If your dog is licking their mass — a common problem for locations such as the forelimbs — the area may already be inflamed or infected. This isn’t ideal for surgery because it can delay healing, so we may recommend medications prior to the procedure. Also, your pet may need to wear a cone and a bandage before and after surgery to protect the area.
Yes, your pet will go under anesthesia for their surgery, however, some minor biopsies and mass removals may be performed with sedation and local anesthetics.
This is common for some types of masses, and rare for others. But unfortunately, there are no guarantees that a mass will stay away.
We will let you know the likelihood of regrowth for your pet. In general, the risk is higher for masses that are large or not well-defined (not well-differentiated from the surrounding skin) because these may be more difficult to remove completely.
Some masses can grow to very large sizes, even football-sized on large dogs.
Even if the mass is benign, this still presents a surgical challenge. Because of the size, your veterinary surgeon must do some extra planning to close the large “hole” in the skin where the mass was removed.
Dogs can get benign or malignant masses inside their mouths, especially along the gumline. If that’s the case with your pup, your vet may recommend a mass removal along with a dental cleaning, especially for small (and suspected benign) masses.
Routine dental cleanings are a great way to monitor the mouth for any abnormal growths in both dogs and cats. It allows your vet to examine areas that are normally difficult to see.
Your pet may be tired, lazy, or clumsy for 12-24 hours, as the sedation or anesthetic drugs work their way out of your fur baby’s system. During this time, keep them in a quiet place away from children and other pets, and discourage them from using stairs or jumping on and off of furniture.
Your pet will need to rest and avoid strenuous play or exercise until the incision is healed. This is typically when your recheck is scheduled, and if your pet had sutures they will be removed at this time.
You’ll want to monitor the incision or bandage, and look for signs of drainage, bleeding, redness, swelling, or bad odors. If a bandage is present, you’ll receive additional information on bandage care.
If that’s the case, please accept our heartfelt condolences. This is something that is difficult for any pet parent to go through.
However, cancer is not a uniform disease, and there are many advances in care nowadays. While some forms of cancer are difficult to treat, others can respond very well to treatment, allowing your pet more time and a very good quality of life.

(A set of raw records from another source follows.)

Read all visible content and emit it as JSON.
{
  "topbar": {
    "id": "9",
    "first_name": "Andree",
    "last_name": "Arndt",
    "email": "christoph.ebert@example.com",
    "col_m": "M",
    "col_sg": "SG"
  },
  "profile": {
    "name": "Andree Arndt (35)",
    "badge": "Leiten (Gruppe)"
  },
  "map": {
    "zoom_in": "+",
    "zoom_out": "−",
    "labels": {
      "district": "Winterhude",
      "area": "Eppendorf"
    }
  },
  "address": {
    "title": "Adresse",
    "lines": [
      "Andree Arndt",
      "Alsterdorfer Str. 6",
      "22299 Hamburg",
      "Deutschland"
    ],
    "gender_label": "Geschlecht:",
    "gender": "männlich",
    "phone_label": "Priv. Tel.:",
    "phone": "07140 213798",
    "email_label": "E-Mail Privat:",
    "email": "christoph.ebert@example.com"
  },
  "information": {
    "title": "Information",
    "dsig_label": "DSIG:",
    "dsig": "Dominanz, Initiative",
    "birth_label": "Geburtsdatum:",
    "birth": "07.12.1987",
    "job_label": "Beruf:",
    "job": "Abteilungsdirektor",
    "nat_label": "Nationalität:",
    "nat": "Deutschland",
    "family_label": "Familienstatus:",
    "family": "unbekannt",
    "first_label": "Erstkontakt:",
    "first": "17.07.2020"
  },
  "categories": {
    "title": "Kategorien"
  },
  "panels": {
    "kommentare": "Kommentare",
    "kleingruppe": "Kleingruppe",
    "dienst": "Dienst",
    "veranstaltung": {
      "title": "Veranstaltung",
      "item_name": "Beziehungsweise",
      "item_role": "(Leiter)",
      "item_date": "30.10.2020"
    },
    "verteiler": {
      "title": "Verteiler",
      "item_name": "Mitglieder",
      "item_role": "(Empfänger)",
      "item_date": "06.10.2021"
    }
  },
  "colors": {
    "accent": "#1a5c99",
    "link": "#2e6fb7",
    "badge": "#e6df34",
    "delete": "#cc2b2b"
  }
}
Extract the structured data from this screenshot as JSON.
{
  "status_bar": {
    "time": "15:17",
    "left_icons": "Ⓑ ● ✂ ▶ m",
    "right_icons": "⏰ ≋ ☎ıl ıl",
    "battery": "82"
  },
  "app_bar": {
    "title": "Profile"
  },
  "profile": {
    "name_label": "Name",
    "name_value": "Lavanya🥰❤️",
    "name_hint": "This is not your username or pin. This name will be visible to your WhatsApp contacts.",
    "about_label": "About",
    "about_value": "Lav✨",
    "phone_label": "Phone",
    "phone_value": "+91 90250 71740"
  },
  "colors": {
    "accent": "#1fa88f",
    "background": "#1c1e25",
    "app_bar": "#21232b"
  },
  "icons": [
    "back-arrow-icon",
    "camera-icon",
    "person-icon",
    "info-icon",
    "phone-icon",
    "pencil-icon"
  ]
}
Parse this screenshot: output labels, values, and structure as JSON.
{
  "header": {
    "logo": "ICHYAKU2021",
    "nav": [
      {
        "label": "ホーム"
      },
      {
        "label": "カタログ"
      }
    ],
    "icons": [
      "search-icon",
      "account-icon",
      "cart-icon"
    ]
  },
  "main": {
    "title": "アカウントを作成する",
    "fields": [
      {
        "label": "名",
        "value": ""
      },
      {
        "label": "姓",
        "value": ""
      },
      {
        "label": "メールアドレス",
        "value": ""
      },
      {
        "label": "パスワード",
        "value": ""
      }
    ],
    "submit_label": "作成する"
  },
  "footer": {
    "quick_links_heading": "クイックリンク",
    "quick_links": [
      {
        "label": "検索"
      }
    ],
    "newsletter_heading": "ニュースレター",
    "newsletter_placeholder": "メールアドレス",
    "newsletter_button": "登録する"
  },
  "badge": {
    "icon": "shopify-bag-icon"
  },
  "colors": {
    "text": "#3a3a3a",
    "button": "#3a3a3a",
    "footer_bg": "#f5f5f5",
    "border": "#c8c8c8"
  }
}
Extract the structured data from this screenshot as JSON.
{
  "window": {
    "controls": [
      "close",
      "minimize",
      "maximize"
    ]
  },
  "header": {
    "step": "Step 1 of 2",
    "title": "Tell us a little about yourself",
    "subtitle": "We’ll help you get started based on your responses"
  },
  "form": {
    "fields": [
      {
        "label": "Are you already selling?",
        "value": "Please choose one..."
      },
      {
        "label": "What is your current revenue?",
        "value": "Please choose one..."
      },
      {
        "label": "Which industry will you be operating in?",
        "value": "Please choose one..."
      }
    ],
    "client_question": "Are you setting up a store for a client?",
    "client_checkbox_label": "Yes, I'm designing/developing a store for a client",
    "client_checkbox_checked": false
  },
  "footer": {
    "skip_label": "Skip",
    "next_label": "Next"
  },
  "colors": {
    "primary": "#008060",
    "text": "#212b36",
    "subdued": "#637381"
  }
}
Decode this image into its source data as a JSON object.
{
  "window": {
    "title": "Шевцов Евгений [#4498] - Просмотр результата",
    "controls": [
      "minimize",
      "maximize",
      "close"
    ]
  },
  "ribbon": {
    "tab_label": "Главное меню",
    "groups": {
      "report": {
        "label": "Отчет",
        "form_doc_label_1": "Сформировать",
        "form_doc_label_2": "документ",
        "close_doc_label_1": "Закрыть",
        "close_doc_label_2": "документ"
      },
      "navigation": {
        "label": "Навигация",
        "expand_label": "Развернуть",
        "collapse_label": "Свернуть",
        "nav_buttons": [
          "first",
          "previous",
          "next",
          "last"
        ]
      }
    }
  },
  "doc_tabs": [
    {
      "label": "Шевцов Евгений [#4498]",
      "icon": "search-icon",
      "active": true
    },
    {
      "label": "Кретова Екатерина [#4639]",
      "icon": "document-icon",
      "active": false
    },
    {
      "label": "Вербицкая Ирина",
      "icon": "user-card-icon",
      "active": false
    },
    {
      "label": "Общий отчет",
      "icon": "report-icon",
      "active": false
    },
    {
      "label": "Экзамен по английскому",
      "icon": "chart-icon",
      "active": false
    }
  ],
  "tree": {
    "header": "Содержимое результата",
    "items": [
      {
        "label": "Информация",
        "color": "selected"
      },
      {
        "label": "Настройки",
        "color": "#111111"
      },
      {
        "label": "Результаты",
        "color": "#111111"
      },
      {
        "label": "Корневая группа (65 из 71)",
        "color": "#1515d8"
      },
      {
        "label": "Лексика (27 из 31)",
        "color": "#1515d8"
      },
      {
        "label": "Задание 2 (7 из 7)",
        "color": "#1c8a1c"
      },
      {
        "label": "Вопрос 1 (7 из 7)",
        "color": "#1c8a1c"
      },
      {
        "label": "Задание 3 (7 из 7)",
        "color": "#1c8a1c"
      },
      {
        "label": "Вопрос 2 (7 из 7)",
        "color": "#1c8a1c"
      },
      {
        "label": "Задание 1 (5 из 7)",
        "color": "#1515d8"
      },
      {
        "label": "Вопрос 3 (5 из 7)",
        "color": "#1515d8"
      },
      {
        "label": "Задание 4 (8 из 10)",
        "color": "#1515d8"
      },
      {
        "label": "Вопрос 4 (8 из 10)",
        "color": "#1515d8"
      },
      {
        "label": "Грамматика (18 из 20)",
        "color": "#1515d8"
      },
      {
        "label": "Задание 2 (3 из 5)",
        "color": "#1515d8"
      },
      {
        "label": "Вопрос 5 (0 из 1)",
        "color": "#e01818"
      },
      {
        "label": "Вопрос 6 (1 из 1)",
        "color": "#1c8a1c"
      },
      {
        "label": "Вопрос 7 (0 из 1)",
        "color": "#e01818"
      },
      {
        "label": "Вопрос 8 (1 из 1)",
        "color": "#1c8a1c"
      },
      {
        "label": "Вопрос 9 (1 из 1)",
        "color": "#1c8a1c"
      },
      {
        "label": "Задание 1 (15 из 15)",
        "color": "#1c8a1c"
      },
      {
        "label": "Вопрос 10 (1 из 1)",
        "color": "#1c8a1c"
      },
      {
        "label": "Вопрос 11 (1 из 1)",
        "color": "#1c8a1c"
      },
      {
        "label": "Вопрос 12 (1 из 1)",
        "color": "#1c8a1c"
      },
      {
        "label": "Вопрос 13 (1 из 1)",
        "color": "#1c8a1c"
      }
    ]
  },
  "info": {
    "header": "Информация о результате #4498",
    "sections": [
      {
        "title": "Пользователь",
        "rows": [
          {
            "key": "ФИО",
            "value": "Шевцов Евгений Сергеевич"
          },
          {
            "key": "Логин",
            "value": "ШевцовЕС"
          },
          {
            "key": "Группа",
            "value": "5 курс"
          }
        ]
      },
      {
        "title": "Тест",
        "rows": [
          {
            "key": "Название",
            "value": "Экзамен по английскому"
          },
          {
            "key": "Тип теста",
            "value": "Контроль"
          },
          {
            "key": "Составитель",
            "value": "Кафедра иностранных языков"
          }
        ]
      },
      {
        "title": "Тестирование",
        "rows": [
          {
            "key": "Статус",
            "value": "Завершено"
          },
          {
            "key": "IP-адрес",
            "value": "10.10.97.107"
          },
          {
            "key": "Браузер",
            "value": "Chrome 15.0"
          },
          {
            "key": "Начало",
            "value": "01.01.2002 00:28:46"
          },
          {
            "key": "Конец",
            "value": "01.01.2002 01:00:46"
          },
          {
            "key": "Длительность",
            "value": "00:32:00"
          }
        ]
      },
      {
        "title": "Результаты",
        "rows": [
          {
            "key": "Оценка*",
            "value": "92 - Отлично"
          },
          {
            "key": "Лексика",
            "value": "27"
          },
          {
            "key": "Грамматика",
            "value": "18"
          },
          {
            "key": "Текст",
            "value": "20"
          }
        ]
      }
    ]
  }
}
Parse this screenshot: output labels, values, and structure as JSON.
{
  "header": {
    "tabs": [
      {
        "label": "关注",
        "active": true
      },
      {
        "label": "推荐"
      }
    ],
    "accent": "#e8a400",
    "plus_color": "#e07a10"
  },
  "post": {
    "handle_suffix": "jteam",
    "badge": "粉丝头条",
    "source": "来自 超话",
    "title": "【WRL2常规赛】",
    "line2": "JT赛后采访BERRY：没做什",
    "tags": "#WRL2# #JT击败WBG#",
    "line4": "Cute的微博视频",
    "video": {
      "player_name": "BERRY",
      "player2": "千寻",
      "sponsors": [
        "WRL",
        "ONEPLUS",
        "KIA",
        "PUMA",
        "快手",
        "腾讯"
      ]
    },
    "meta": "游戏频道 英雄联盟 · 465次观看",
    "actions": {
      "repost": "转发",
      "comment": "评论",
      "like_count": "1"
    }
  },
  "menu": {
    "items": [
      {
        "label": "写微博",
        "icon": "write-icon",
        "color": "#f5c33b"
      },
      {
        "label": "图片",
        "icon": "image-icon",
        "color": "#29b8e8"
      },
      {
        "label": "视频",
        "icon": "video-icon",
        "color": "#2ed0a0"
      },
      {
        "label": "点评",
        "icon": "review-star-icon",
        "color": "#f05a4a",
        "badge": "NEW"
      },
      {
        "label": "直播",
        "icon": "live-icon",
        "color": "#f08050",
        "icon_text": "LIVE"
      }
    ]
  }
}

Every pet and diagnosis is different, so our team will discuss the options available to you, and may recommend a specialist. Your vet will be your partner in determining what’s best for you, your family, and your fur baby.
A good way to find masses earlier is by using your hands. Once a month or so, give your dog or cat a thorough petting by running your hands over their back, neck, head, limbs, paws, tail, and belly if they allow you to. Also take a peak inside the ears and under the tail.
Make it fun for your fur baby. Concentrate on their favorite spot to be petted (whether that’s a belly rub or a scratch behind the ears or something else) while you’re examining them. Offer plenty of praise, and their favorite treat.
There are many reasons why we might want to remove a mass even if it isn’t “dangerous.” Maybe it’s unsightly, or maybe it gets snagged on things and gets inflamed.
In these cases, especially if the mass is small and your pet is otherwise healthy, your vet may recommend combining this procedure with another beneficial procedure such as a routine dental cleaning. That way, you can minimize the number of anesthetic episodes your pet receives.